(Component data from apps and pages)
= = = = = = =
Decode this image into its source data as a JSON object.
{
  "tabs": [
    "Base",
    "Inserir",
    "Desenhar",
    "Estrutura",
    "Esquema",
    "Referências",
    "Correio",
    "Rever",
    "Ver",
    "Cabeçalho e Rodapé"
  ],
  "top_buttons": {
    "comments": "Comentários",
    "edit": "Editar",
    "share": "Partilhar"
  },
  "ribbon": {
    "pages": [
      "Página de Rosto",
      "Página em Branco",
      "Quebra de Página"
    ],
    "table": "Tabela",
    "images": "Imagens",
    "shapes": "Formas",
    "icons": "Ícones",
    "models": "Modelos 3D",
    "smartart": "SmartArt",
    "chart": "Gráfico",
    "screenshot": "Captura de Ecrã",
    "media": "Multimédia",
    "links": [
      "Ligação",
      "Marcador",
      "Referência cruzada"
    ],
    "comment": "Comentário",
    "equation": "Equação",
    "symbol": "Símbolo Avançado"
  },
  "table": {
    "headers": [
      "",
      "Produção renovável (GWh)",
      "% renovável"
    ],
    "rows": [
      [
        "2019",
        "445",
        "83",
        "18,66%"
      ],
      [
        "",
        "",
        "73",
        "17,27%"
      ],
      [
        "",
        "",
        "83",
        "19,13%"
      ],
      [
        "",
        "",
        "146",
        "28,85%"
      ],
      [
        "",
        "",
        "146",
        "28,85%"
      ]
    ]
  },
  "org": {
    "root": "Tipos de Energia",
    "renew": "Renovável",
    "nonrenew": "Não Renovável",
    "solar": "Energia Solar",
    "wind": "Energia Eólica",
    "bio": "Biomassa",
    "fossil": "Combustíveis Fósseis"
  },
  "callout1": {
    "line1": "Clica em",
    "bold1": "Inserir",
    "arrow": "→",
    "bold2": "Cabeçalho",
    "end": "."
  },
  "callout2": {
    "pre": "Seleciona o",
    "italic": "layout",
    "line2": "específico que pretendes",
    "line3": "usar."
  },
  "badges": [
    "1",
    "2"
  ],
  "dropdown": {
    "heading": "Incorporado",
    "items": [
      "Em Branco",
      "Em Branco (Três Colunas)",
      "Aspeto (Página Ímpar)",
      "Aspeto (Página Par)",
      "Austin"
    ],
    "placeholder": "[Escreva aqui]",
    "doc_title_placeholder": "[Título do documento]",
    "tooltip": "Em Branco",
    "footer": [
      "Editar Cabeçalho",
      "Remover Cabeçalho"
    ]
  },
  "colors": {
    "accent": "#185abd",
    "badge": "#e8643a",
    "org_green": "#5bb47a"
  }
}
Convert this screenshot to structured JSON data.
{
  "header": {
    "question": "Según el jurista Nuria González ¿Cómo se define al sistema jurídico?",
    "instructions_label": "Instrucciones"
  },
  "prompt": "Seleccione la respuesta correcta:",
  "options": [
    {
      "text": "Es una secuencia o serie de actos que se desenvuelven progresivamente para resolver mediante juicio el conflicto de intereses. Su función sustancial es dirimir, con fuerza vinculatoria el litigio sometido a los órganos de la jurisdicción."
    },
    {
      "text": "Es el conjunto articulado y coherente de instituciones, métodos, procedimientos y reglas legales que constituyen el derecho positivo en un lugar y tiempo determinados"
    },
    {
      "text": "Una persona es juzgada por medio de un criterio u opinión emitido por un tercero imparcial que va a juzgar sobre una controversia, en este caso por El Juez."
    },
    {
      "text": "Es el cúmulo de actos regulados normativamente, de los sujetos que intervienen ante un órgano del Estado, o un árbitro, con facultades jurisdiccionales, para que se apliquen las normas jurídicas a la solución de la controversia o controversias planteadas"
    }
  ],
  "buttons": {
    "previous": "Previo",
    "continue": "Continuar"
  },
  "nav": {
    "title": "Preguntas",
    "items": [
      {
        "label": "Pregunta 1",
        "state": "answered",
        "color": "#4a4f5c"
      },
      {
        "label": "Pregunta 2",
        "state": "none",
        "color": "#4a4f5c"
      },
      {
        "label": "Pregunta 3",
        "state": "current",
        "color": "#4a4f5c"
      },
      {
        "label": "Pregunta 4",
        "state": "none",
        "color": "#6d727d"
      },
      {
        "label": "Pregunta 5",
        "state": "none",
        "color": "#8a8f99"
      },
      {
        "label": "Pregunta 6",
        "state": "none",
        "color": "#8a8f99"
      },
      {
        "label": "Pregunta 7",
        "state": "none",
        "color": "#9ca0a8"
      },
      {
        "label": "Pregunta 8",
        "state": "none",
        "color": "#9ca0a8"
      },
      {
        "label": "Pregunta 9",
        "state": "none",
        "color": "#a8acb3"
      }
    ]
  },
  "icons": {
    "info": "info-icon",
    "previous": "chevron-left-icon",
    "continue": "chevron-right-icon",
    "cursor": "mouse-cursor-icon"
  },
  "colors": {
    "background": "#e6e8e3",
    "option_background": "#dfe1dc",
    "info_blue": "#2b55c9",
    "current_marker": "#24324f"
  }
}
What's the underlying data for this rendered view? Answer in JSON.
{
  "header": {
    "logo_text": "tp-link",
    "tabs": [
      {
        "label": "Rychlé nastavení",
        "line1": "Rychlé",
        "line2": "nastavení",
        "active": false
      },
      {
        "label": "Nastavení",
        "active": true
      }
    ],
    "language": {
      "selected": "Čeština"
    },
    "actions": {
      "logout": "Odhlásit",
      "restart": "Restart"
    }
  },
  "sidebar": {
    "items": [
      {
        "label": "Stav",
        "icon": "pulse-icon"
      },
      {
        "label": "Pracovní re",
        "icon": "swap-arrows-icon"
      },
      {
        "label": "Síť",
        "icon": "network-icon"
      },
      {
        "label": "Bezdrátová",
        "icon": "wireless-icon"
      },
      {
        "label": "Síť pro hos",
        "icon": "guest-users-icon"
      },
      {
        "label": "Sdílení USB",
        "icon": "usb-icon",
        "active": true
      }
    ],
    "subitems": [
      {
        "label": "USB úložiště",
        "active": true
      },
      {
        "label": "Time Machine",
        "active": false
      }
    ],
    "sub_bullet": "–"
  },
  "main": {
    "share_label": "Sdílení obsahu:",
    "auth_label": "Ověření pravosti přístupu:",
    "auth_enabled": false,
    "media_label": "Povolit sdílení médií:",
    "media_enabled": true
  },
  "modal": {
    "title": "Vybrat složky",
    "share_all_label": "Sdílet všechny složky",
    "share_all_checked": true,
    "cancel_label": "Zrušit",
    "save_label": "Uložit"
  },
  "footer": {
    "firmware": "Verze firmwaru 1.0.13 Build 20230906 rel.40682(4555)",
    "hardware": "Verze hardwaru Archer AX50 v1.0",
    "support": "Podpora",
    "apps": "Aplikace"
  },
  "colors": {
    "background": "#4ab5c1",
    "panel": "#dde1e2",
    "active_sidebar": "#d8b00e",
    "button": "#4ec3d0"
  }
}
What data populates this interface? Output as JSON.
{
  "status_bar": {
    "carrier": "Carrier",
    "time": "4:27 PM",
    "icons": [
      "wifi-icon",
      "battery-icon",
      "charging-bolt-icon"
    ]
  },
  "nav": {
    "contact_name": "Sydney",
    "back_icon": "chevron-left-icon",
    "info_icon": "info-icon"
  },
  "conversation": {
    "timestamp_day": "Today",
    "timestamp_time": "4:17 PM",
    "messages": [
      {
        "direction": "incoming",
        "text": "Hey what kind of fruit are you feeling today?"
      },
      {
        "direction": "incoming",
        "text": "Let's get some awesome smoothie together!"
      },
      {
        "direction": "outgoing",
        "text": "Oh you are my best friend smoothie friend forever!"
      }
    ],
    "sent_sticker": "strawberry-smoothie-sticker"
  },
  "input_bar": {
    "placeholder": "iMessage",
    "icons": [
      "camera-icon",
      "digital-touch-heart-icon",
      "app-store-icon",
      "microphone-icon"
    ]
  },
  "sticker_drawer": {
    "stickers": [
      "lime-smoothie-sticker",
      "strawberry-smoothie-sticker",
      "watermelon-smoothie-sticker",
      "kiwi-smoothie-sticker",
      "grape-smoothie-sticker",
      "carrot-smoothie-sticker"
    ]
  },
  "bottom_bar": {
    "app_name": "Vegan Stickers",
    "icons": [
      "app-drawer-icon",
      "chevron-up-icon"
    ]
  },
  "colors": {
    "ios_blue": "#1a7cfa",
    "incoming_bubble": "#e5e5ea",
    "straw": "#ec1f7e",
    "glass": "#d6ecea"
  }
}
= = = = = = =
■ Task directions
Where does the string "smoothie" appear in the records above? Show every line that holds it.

■ Task solution
        "text": "Let's get some awesome smoothie together!"
        "text": "Oh you are my best friend smoothie friend forever!"
    "sent_sticker": "strawberry-smoothie-sticker"
      "lime-smoothie-sticker",
      "strawberry-smoothie-sticker",
      "watermelon-smoothie-sticker",
      "kiwi-smoothie-sticker",
      "grape-smoothie-sticker",
      "carrot-smoothie-sticker"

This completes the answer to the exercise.